##### Listed entries
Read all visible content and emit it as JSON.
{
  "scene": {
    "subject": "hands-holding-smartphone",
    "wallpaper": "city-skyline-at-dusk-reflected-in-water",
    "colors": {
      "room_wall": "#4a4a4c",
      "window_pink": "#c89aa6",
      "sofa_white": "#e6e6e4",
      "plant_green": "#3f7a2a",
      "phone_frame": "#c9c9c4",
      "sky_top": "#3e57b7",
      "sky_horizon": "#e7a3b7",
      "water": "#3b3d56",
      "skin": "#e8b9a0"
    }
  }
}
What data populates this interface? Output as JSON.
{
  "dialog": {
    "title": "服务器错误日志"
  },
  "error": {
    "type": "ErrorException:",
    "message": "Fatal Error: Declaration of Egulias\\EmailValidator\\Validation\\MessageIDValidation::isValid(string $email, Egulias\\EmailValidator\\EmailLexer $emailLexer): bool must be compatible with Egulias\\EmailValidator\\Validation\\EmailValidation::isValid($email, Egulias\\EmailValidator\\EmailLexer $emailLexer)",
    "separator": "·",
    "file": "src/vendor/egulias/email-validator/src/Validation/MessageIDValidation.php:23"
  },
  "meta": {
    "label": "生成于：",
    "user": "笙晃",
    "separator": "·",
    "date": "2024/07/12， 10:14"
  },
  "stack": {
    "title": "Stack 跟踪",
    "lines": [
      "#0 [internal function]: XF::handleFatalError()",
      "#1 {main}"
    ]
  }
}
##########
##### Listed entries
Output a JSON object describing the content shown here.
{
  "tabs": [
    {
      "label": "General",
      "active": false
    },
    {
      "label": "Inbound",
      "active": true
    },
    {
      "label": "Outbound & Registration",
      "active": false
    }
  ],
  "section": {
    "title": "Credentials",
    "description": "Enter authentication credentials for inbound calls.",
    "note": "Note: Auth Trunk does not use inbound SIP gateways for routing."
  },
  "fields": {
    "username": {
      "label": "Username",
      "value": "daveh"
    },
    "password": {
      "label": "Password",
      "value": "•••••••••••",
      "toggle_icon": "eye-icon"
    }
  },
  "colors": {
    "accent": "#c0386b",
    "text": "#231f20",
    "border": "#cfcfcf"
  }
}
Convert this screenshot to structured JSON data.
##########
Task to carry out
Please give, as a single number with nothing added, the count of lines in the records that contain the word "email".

The completed task
2